Reaction to Harriet Miers’ Nomination: Less Support for Miers than for Roberts
Nearly two weeks after the announcement of the selection of Harriet Miers to replace retiring Supreme Court Justice Sandra Day O’Connor, controversy continues to surround the nomination. Recent polling, conducted October 6-10, 2005, by the Pew Research Center for the People & the Press indicates that much of the public remains undecided about whether or not to support the Miers appointment. Even evangelical Christians, who typically support President Bush, are lukewarm in their response to the Miers nomination.
Overall, one-in-three Americans (33%) say that the Senate should confirm Miers to the Supreme Court and 27% say that she should not be confirmed. A plurality (40%) expresses no opinion on this question. White evangelicals are more supportive of Miers’ nomination than are non-evangelical Protestants, white Catholics or seculars. But almost as many evangelicals (41%) are unsure of whether or not Miers should be confirmed as express support for her nomination (43%).
There is less public support for Miers’ confirmation than there was for the confirmation of John Roberts as Chief Justice earlier this year. In polling conducted in mid-September, just prior to Senate hearings on the Roberts nomination, the Pew Research Center found that 46% of Americans said that Roberts should be confirmed by the Senate, substantially higher than the 33% who currently support the confirmation of Miers. Only about one-in-five (21%) opposed the confirmation of Roberts, compared with 27% who express opposition to the Miers nomination. This pattern holds across religious groups. Among evangelicals, for instance, a substantial majority (59%) supported the confirmation of Roberts, while fewer than half (43%) currently express support for Miers.
Much of the controversy over the Miers nomination has centered on Miers’ judicial experience, as opposed to her ideology or judicial philosophy. A majority of the public (56%) says they don’t worry about Miers’ ideology at all. Fewer than one-in-five Americans (18%) say they worry that she will make the court too conservative, and even fewer (8%) worry that Miers will make the court not conservative enough. Even among evangelicals, who tend to be politically conservative, only 13% say they worry that Miers will make the court not conservative enough.
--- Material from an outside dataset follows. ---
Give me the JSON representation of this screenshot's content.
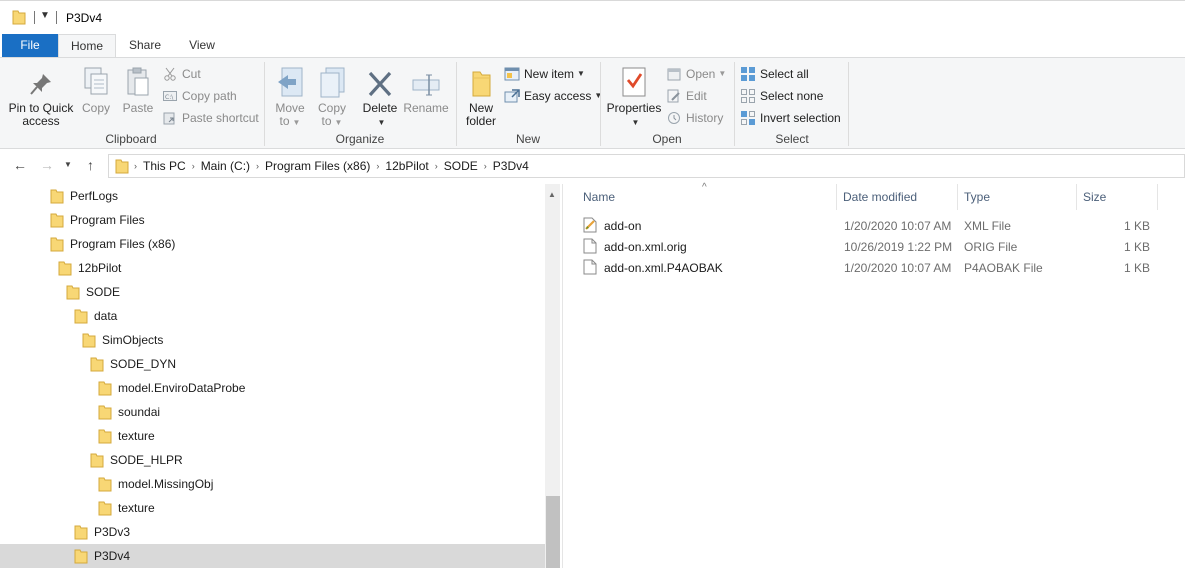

Polling also indicates that the public is largely unaffected by Miers’ personal religious beliefs. A large majority (61%) say that the fact that Miers is an evangelical Christian has no effect on their feelings about her. Only one-in-five (20%) say that Miers’ Christianity makes them feel more favorably toward her, and even fewer (14%) say they feel less favorably about her because she is an evangelical. Not surprisingly, evangelicals, much more than other groups, say that Miers’ evangelicalism makes them feel more favorably toward her. But even among this group, nearly as many (44%) say that Miers’ religion has no effect on their views as say her religion makes them feel more favorably toward her (49%).